children’s story dedicated to my grandchildren)
Midge was only six years old but she looked much younger because she
was small for her age. At birth, she had been named Edna Marie Barton
her tiny size earned her the nickname, “Midge”.
Midge was still too young to quite understand that her mother was really
her Aunt Laura. Midge only remembered her as her mother and she
loved her so very much and had called her “Momma” ever
she had learned to talk.
She had lived with her unmarried aunt since she was just one year old
because her mother, Clara, had died on August 28, 1912,
which was Midge’s first birthday. As a result, Midge’s birthday never seemed
quite as joyous as it should have been with that memory of sorrow that
to linger somewhere in the shadows.
The doctors said that it was typhoid fever that killed Midge’s mother at the
young age of nineteen and as she lay dying her last request was that her
sister, Laura, “Take care of Midge.” Midge’s father traveled in his work
and he thought it best to honor his wife’s request to allow Midge
to live with her aunt who was also a nurse. Midge was very happy
with her aunt who became “Momma” to her.
Being a nurse was a job that was always needed but didn’t always pay very
well so Momma was glad when she was asked to take a nursing position
in a hospital in Woodward, Oklahoma.
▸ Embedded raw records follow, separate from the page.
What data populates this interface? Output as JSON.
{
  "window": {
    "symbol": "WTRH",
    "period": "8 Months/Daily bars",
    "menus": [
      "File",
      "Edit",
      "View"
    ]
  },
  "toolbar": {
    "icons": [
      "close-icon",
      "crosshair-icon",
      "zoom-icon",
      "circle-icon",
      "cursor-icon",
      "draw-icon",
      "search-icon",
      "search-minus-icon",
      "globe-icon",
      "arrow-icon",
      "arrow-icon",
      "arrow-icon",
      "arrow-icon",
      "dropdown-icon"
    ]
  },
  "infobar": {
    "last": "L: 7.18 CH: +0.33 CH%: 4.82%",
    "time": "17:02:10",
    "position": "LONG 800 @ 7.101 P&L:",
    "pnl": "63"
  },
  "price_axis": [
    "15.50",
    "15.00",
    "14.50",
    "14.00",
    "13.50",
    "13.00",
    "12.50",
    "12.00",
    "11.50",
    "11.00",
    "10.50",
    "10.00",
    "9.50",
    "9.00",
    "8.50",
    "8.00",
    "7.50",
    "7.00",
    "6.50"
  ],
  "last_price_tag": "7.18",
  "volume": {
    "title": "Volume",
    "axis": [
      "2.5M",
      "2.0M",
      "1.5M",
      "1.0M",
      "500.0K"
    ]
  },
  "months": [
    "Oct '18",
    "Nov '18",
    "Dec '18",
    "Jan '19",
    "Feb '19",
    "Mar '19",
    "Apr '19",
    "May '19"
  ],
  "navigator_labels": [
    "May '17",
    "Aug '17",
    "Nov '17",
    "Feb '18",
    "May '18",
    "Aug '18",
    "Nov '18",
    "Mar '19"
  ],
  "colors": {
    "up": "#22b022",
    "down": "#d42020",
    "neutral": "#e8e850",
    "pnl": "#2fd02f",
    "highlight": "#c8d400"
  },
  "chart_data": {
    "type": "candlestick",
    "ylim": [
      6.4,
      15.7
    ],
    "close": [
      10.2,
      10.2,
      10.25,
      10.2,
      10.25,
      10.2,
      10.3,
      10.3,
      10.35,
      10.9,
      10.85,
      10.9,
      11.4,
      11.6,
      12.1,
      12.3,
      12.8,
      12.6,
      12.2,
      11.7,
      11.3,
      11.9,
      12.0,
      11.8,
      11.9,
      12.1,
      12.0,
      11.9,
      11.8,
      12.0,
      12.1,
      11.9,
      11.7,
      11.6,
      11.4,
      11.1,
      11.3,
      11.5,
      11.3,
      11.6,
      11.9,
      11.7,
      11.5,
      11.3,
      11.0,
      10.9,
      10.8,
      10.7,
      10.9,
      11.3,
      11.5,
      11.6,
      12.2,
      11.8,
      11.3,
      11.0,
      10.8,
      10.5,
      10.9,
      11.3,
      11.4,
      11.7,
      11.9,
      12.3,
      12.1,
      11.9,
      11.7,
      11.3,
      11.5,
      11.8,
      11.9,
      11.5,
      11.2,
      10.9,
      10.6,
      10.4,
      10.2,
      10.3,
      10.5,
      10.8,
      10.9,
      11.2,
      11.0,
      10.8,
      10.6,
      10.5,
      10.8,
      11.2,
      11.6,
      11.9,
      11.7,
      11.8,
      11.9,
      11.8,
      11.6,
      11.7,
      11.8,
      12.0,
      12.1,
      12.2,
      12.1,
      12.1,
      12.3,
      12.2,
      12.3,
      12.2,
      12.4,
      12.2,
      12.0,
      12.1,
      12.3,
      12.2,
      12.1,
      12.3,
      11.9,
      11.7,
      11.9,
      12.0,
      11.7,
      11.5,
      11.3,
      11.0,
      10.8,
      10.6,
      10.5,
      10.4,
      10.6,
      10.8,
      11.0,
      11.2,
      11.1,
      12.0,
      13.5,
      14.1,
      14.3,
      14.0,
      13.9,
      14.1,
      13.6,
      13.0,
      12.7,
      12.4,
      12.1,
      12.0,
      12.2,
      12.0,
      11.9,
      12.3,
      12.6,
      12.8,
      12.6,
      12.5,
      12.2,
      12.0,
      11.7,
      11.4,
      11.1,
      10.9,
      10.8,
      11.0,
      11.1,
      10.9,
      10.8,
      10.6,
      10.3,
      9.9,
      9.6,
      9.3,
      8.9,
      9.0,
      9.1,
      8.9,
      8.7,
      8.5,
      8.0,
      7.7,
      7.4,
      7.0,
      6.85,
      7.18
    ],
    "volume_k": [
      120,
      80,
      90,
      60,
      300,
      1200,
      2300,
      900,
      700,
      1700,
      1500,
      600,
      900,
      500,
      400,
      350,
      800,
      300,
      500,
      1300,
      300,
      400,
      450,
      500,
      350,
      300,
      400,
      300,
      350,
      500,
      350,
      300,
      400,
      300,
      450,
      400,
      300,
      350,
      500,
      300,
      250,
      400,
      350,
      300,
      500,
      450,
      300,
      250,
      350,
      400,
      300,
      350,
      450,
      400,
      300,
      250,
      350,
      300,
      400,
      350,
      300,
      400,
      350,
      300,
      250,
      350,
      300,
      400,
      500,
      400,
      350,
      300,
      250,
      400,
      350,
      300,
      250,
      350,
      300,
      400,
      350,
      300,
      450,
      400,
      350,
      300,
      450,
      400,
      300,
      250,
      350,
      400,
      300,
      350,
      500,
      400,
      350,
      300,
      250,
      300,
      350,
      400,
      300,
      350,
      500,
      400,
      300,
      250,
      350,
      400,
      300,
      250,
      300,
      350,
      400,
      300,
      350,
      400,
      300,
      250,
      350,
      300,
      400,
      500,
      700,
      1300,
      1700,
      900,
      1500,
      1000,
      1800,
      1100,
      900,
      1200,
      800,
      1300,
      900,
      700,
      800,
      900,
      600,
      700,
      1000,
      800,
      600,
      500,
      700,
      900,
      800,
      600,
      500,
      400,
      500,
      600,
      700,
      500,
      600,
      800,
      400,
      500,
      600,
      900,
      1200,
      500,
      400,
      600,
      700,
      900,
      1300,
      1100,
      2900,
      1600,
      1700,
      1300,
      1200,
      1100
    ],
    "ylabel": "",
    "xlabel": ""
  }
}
The hospital was a few miles
from Midge’s grandparents and sometimes Midge would stay with them
in the country. They lived in a little tar-paper shanty that Grandpa
had built when they homesteaded in Oklahoma and he was working hard
to build another room on to it. Midge’s Grandma had twin boys,
James Roy and John Raymond, but Grandma only called them that when
she was upset with them. The rest of the time they were just Roy and
Raymond. The twins were just a few years older than Midge and she thought
it was funny that they were her Uncles because all her other uncles
were grown ups. Grandma had fourteen children in all but two had died
in infancy and then later Midge’s mother, Clara, died.
others were all grown up now except for Roy and Raymond.
Grandma Rosa loved Midge very much. Grandma missed her daughter, Clara,
and so Midge was very precious to her. Midge looked so much
her mother that Grandma would sometimes forget and call her Clara.
Grandma had her hands full because not only did she have the twins
and Midge to look after sometimes but she often had Harold and Glen because
their mother had recently died also. Their father, Frank, was one of
Grandma’s older sons and he worked on the railroad so he was gone a lot.
Grandma and Momma took care of Harold and Glen too when their father
was away working. Although Harold and Glen were older, they were closer
Midge’s age and she thought of them as her brothers.
Momma hated to be away from Midge so much that sometimes she
would take Midge with her to the hospital. She liked to keep Midge nearby
because she loved her so much and also because Midge seemed to
become ill a lot. Momma had a little room at the hospital because it was
too far to travel everyday from home and it wasn’t unusual in those days
for nurses to sometimes stay at the hospital. Midge liked to go with Momma
so she said good-bye to Sassafras, her cat, promising that
would soon be back to pet her.
Midge was a quiet, well-behaved child and soon became a favorite at
the small hospital. She became Momma’s assistant, carrying her supplies
helping to make beds, and everyone would call Midge, “Little Miss
The hospital just had one doctor but there were several nurses. Midge had
been taught to be respectful and to say Sir and Ma’am to her elders.
When she was introduced to the doctor, she wasn’t sure just how to
him since he was a doctor so she simply called him, “Dr. Sir”.
Midge liked living at the hospital but she knew there were rooms where she
was not allowed to go, especially the room with the big white double doors
where they did something called, “surgery”. When Momma was busy
helping in that room or caring for the seriously ill, Midge knew she was to
stay in her Momma’s room or play on the back porch if the weather was nice.
She dared not disobey because she had been told people’s lives depended
on her obedience, so Midge felt very important in following Momma’s
and saw it as part of her duty.
One day Midge was looking at pictures in a book not far from the big white
double doors when she saw a strange man starting to go through those doors.
Midge knew all of the people who were allowed in there and she knew that this
man certainly was not one of them so she summoned all of her courage and
stepped in front of the big white doors. Midge looked up at the tall man and
said, “Sir, you cannot go in there.” The man looked a little stunned at the
small, feisty doorkeeper but then he smiled as he bent down and told her
what a fine job she was doing, then he explained that he was a doctor
from Oklahoma City who had come to help. Although Midge was doubtful
at first, she decided to believe him since the man knew Dr. Sir’s complete
name plus he showed Midge his stethoscope that he carried inside of his
jacket and that seemed to gain her trust. Midge knew that only the doctors
and nurses had stethoscopes. After that, it became a standing joke
among the hospital staff to confirm someone’s skill by ordering them
“Show me your stethoscope”.
© February 2005